The late Dr. Louis Lasagna, visionary father of the field of clinical pharmacology and founder of the Tufts University Center
for the Study of Drug Development (CSDD), used to refer to the "cruel irony" of developing life-saving, breakthrough drugs
that patients cannot afford. In many respects, this conundrum is playing itself out across many major pharmaceutical markets
around the world.
Open markets, which allow for more flexible pricing strategies, offer a significant incentive to drug companies to seek approval
in that region, thereby leading to a greater number of medicines reaching the marketplace despite the fact that some of these
medicines may be unaffordable to some patients. At the other extreme, closed markets, which more closely regulate pharmaceutical
prices and reimbursement, may lead to fewer new medicines reaching the marketplace. Those products, however, may be more affordably
priced and, therefore, accessible to a greater number of patients.
The basic question for healthcare strategists and policymakers is the following: Do you want more drugs, knowing that some
patients who need them may not be able to afford them, or do you want fewer drugs, which are affordable to all?
To explore this issue, Tufts CSDD conducted a study that looked at access to cancer drugs in the United States and the European
Union and reviewed pricing and reimbursement restrictions in each region. The findings of the study, which was led by a co-author
of this article, Joshua Cohen, were published in a recent issue of Tufts CSDD Impact Report (1).
Briefly, the study found that in the past decade, FDA approved more cancer drugs than its European counterpart, EMA, and for
those drugs approved in both markets, FDA approved them more quickly. Moreover, third-party payers in the US, both private
and public, approved a larger percentage of marketed drugs for reimbursement, but with a much higher patient-cost sharing
than in Europe. In contrast, whereas fewer cancer drugs were approved in Europe, the prices of those drugs were, on average,
9% lower than in the US.
Although the study did not assess whether better access to the newest cancer drugs led to better health outcomes, the results
highlight a key challenge for policy makers. Given that the annual tally of relatively expensive new cancer drugs is increasing,
reimbursement will continue to be a significant concern in all healthcare systems.

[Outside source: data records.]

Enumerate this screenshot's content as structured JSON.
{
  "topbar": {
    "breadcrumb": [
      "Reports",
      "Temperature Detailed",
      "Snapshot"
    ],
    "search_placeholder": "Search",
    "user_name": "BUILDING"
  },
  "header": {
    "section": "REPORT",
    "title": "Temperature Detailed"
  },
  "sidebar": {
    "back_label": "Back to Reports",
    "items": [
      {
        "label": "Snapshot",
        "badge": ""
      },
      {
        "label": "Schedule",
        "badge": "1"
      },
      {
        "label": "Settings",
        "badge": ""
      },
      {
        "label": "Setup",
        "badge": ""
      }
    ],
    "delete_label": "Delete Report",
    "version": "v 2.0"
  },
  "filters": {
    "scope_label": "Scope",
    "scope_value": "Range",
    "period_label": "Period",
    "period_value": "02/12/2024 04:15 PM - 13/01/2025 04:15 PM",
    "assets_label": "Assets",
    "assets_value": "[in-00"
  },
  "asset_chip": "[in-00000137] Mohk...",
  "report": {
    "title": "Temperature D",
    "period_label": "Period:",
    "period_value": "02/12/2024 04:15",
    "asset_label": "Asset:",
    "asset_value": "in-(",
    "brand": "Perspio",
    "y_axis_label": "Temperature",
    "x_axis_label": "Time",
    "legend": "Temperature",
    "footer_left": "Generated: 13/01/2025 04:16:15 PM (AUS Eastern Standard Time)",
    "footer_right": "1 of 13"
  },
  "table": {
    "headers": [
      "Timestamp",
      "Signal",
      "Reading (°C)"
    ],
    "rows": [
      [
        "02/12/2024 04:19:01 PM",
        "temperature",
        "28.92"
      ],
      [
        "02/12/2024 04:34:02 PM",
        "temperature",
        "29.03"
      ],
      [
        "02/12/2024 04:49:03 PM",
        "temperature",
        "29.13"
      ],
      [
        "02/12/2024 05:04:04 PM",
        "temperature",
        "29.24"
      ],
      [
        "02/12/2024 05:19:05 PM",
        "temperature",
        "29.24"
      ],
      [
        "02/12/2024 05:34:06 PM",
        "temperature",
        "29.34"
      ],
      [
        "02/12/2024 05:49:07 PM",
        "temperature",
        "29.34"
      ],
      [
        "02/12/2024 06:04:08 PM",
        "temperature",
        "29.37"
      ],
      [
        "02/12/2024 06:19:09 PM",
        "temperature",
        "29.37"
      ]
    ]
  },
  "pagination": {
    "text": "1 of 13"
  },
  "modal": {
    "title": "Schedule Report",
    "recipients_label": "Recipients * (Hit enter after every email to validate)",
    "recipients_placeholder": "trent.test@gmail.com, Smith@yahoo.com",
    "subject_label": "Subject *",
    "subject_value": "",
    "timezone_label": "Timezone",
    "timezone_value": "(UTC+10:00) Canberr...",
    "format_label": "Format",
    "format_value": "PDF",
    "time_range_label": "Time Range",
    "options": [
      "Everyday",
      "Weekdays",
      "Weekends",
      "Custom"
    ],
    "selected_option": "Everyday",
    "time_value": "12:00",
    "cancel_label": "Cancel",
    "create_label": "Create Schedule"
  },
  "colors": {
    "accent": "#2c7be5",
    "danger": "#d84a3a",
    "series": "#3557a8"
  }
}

In this regard, policymakers may be well
served by cautiously drawing lessons from the experiences, both positive and negative, of systems that have integrated economic

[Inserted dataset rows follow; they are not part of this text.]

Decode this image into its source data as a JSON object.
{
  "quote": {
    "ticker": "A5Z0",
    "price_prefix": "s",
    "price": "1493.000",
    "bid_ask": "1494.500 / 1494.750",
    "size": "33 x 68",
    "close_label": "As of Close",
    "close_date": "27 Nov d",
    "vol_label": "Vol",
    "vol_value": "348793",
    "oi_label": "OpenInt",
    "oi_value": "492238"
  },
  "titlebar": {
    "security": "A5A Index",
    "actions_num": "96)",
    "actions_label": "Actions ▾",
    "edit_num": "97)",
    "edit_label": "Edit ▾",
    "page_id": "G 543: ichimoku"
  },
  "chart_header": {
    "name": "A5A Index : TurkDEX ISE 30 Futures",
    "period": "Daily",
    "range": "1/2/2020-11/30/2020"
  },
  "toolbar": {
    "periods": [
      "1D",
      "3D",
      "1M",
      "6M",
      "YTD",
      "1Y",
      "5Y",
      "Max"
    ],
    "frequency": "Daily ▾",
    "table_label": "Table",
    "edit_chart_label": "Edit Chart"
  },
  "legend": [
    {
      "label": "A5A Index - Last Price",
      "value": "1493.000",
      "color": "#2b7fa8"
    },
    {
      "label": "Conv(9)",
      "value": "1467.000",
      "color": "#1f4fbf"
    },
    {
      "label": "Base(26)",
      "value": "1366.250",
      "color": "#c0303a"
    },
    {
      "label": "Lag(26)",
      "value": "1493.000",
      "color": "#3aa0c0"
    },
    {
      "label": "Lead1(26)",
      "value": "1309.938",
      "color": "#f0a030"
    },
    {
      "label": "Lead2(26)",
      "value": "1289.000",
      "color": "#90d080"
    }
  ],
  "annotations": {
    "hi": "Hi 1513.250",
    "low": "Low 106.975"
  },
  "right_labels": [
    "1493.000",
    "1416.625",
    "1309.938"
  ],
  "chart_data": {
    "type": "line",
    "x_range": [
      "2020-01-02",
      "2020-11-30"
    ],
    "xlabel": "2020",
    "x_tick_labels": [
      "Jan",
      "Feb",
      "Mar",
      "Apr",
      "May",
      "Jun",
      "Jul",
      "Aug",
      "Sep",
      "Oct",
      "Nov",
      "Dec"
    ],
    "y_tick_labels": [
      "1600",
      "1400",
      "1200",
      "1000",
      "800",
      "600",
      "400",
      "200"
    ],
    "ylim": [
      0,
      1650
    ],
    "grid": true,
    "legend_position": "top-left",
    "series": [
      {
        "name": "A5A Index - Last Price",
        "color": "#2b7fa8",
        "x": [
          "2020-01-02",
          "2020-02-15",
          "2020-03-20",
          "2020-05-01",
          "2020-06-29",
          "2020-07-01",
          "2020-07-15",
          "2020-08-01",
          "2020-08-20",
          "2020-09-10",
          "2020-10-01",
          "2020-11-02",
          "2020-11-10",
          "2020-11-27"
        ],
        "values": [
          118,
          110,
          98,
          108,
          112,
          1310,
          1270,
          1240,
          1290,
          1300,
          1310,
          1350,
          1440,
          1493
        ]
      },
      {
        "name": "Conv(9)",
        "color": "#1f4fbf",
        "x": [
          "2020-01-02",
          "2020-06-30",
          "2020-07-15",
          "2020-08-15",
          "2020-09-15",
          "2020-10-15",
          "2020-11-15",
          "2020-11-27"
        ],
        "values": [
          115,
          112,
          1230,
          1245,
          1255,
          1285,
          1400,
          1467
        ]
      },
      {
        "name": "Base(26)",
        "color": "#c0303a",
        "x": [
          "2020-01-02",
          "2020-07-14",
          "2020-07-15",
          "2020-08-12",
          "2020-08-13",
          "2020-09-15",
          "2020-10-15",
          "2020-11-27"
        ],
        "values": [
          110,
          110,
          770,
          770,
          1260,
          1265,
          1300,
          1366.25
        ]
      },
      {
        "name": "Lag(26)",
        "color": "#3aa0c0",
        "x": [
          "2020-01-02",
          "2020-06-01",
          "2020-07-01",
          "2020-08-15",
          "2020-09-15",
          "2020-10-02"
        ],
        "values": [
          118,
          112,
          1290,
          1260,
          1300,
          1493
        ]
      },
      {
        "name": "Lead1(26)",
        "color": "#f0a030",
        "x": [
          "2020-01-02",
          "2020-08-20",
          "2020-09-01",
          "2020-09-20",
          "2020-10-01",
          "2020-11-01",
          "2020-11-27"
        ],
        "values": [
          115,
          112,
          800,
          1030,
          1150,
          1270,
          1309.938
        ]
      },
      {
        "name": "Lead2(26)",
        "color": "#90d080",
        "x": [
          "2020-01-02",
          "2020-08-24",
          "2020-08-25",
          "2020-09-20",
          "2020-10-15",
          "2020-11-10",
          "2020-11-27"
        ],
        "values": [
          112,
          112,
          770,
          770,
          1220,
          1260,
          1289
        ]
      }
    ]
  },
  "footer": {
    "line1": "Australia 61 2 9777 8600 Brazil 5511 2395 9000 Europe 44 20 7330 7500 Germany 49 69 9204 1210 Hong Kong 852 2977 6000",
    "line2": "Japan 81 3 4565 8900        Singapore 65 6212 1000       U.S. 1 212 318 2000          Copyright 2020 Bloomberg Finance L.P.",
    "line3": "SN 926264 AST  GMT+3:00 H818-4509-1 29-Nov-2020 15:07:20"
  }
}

evaluations into the prescribing and reimbursement decision-making process.